WORK REQUEST:
Take every line from the entries below that includes the word "pattern" and copy it.

DATASET EXCERPTS:
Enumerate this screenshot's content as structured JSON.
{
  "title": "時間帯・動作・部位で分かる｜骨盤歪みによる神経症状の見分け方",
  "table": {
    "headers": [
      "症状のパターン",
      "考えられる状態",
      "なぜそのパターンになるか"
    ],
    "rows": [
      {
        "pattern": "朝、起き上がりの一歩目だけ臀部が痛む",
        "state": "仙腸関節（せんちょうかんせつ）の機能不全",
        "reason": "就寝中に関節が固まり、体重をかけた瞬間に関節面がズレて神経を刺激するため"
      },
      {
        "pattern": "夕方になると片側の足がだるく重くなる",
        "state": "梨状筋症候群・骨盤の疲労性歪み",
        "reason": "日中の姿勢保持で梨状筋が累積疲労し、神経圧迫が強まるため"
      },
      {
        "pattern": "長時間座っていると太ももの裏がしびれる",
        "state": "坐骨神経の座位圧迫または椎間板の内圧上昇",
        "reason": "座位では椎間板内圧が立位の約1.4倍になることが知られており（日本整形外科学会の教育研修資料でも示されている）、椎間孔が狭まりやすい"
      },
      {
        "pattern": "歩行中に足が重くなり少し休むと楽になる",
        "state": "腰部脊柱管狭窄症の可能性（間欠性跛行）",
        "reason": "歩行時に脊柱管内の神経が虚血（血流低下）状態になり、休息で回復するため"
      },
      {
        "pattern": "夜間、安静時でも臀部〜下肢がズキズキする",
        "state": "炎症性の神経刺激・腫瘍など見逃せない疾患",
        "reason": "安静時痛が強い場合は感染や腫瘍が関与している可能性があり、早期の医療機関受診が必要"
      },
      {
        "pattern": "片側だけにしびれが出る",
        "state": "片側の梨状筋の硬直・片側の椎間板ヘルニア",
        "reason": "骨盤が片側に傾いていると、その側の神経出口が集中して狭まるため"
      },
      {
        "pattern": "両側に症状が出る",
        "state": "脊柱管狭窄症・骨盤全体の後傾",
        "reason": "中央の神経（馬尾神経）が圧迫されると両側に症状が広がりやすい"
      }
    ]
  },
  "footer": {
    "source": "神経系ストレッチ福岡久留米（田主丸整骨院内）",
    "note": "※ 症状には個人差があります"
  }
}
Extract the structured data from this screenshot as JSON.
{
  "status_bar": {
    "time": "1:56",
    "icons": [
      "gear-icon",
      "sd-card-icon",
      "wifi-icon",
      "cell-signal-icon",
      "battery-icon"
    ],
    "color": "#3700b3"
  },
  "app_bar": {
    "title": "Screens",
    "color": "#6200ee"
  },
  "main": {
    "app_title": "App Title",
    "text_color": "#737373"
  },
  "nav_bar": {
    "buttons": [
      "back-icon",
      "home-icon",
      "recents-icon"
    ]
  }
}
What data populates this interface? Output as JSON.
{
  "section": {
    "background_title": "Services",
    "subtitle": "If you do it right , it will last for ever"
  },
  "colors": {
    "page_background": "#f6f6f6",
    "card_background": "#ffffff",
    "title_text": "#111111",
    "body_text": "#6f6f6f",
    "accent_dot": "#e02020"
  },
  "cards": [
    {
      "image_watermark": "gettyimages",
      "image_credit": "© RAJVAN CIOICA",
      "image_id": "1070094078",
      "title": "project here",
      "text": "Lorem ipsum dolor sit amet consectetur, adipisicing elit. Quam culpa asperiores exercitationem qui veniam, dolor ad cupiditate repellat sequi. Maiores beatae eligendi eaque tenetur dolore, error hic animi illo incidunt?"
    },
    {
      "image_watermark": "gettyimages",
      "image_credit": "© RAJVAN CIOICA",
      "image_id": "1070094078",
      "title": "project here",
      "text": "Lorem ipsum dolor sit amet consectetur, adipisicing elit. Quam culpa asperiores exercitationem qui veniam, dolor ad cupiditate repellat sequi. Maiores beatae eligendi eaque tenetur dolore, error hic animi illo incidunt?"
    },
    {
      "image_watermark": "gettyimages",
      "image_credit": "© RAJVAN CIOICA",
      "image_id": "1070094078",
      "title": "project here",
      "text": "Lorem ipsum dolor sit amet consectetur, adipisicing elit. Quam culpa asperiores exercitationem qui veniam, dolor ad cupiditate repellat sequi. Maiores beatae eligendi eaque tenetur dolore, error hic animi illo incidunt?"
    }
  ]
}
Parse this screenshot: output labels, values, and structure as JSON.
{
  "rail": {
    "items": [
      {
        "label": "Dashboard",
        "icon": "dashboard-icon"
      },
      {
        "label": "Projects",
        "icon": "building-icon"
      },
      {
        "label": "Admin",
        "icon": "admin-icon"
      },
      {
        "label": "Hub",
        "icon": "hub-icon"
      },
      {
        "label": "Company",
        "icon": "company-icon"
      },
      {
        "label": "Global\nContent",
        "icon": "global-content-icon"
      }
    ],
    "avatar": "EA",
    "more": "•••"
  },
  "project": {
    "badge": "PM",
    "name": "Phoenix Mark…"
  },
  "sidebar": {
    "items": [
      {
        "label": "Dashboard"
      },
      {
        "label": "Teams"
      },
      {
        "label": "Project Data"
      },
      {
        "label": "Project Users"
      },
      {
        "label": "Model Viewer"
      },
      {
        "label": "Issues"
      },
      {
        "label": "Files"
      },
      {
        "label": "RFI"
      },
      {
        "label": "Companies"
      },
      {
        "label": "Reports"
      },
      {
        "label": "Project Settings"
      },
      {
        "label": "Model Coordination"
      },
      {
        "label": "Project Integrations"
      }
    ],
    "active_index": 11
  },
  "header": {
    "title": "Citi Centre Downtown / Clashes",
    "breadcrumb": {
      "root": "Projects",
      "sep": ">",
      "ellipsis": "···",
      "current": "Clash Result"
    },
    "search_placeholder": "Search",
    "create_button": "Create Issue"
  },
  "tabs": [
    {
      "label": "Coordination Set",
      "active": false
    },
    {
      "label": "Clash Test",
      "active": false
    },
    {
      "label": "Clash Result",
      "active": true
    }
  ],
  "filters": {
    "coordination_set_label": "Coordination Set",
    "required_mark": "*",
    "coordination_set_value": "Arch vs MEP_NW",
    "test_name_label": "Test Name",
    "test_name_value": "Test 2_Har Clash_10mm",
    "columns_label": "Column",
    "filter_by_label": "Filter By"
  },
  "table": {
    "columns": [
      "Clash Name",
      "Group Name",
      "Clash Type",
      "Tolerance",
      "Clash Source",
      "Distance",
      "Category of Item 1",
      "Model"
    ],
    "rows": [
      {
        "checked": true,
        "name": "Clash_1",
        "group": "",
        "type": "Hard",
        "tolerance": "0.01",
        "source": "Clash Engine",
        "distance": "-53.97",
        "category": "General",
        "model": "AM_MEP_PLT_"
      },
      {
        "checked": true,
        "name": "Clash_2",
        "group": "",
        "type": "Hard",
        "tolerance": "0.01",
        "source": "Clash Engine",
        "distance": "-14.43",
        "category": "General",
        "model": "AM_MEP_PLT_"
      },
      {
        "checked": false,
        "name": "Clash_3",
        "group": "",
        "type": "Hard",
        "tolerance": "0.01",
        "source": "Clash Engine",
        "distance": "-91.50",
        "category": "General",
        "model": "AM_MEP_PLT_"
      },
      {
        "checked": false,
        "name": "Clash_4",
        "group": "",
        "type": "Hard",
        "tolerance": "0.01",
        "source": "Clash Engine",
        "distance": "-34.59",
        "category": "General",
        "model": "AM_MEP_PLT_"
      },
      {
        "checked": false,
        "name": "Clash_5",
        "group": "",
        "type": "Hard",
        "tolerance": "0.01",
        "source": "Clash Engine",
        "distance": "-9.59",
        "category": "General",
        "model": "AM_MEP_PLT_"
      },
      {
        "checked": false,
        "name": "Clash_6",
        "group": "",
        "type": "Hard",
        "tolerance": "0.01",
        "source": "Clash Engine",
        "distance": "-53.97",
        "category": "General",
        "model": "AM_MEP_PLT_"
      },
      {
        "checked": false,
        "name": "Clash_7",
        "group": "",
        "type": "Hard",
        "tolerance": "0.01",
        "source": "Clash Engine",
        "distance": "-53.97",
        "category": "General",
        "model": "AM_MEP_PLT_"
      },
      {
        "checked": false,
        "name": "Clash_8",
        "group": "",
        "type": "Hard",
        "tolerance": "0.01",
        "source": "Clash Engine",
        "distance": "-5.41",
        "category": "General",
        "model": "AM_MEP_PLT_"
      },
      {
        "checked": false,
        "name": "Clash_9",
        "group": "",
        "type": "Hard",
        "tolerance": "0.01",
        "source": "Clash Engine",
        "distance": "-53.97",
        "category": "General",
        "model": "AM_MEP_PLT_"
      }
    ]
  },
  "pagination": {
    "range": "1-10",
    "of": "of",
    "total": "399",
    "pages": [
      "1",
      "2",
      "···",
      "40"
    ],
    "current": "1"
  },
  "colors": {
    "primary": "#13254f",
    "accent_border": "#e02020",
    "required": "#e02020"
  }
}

WRITTEN SOLUTION:
        "pattern": "朝、起き上がりの一歩目だけ臀部が痛む",
        "pattern": "夕方になると片側の足がだるく重くなる",
        "pattern": "長時間座っていると太ももの裏がしびれる",
        "pattern": "歩行中に足が重くなり少し休むと楽になる",
        "pattern": "夜間、安静時でも臀部〜下肢がズキズキする",
        "pattern": "片側だけにしびれが出る",
        "pattern": "両側に症状が出る",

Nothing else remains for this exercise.